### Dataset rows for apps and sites
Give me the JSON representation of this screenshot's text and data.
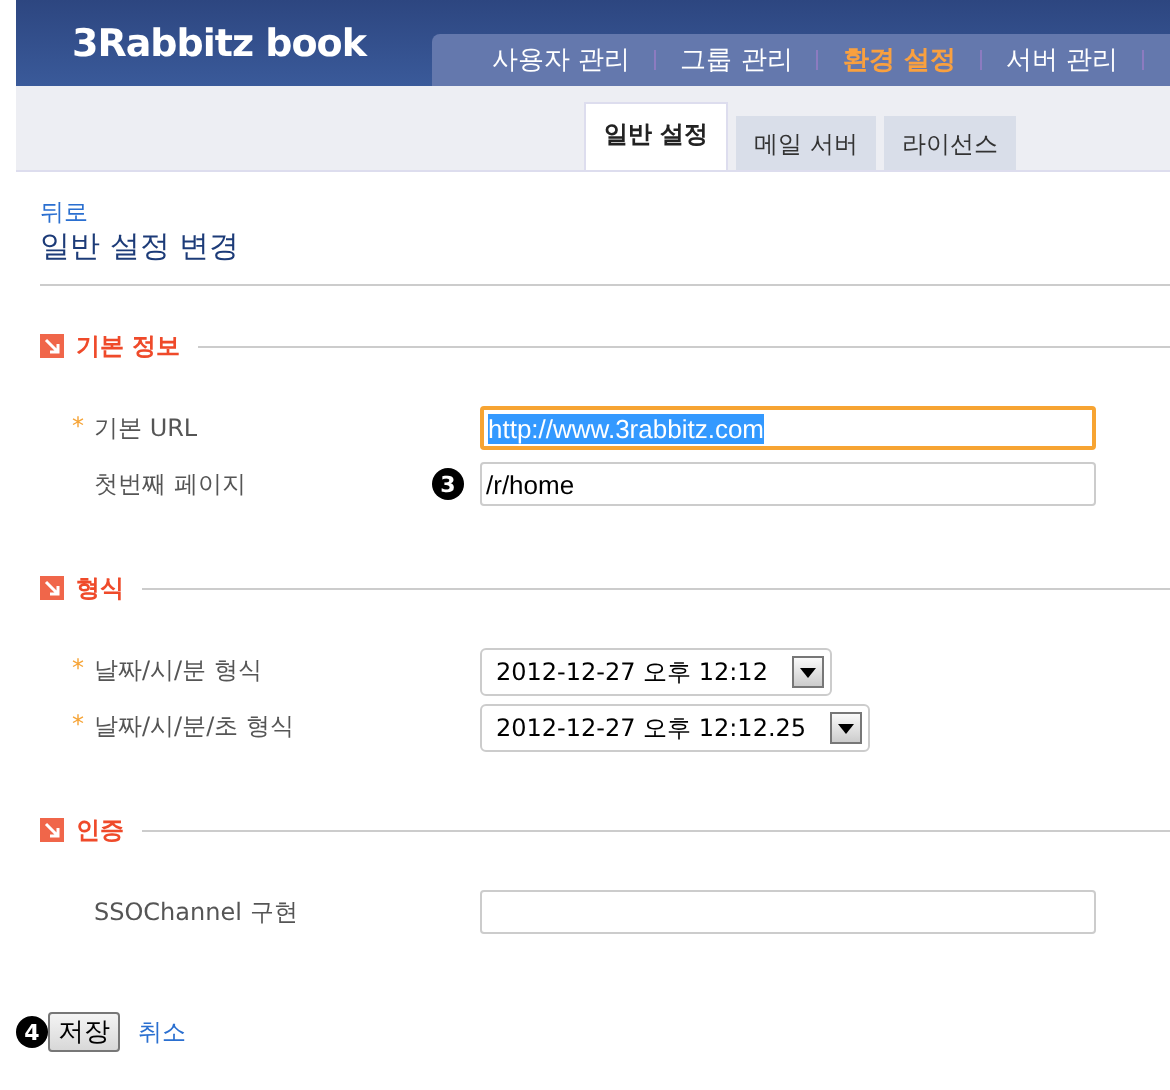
{
  "header": {
    "logo": "3Rabbitz book",
    "nav": [
      {
        "label": "사용자 관리",
        "selected": false
      },
      {
        "label": "그룹 관리",
        "selected": false
      },
      {
        "label": "환경 설정",
        "selected": true
      },
      {
        "label": "서버 관리",
        "selected": false
      }
    ]
  },
  "subtabs": [
    {
      "label": "일반 설정",
      "selected": true
    },
    {
      "label": "메일 서버",
      "selected": false
    },
    {
      "label": "라이선스",
      "selected": false
    }
  ],
  "back_link": "뒤로",
  "title": "일반 설정 변경",
  "sections": [
    {
      "title": "기본 정보",
      "fields": [
        {
          "label": "기본 URL",
          "required_mark": "*",
          "kind": "text",
          "value": "http://www.3rabbitz.com",
          "focused": true
        },
        {
          "label": "첫번째 페이지",
          "kind": "text",
          "value": "/r/home",
          "focused": false,
          "badge": "3"
        }
      ]
    },
    {
      "title": "형식",
      "fields": [
        {
          "label": "날짜/시/분 형식",
          "required_mark": "*",
          "kind": "select",
          "value": "2012-12-27 오후 12:12"
        },
        {
          "label": "날짜/시/분/초 형식",
          "required_mark": "*",
          "kind": "select",
          "value": "2012-12-27 오후 12:12.25"
        }
      ]
    },
    {
      "title": "인증",
      "fields": [
        {
          "label": "SSOChannel 구현",
          "kind": "text",
          "focused": false
        }
      ]
    }
  ],
  "actions": {
    "badge": "4",
    "save": "저장",
    "cancel": "취소"
  }
}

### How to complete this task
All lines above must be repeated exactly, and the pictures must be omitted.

### Output of the task
Give me the JSON representation of this screenshot's text and data.
{
  "header": {
    "logo": "3Rabbitz book",
    "nav": [
      {
        "label": "사용자 관리",
        "selected": false
      },
      {
        "label": "그룹 관리",
        "selected": false
      },
      {
        "label": "환경 설정",
        "selected": true
      },
      {
        "label": "서버 관리",
        "selected": false
      }
    ]
  },
  "subtabs": [
    {
      "label": "일반 설정",
      "selected": true
    },
    {
      "label": "메일 서버",
      "selected": false
    },
    {
      "label": "라이선스",
      "selected": false
    }
  ],
  "back_link": "뒤로",
  "title": "일반 설정 변경",
  "sections": [
    {
      "title": "기본 정보",
      "fields": [
        {
          "label": "기본 URL",
          "required_mark": "*",
          "kind": "text",
          "value": "http://www.3rabbitz.com",
          "focused": true
        },
        {
          "label": "첫번째 페이지",
          "kind": "text",
          "value": "/r/home",
          "focused": false,
          "badge": "3"
        }
      ]
    },
    {
      "title": "형식",
      "fields": [
        {
          "label": "날짜/시/분 형식",
          "required_mark": "*",
          "kind": "select",
          "value": "2012-12-27 오후 12:12"
        },
        {
          "label": "날짜/시/분/초 형식",
          "required_mark": "*",
          "kind": "select",
          "value": "2012-12-27 오후 12:12.25"
        }
      ]
    },
    {
      "title": "인증",
      "fields": [
        {
          "label": "SSOChannel 구현",
          "kind": "text",
          "focused": false
        }
      ]
    }
  ],
  "actions": {
    "badge": "4",
    "save": "저장",
    "cancel": "취소"
  }
}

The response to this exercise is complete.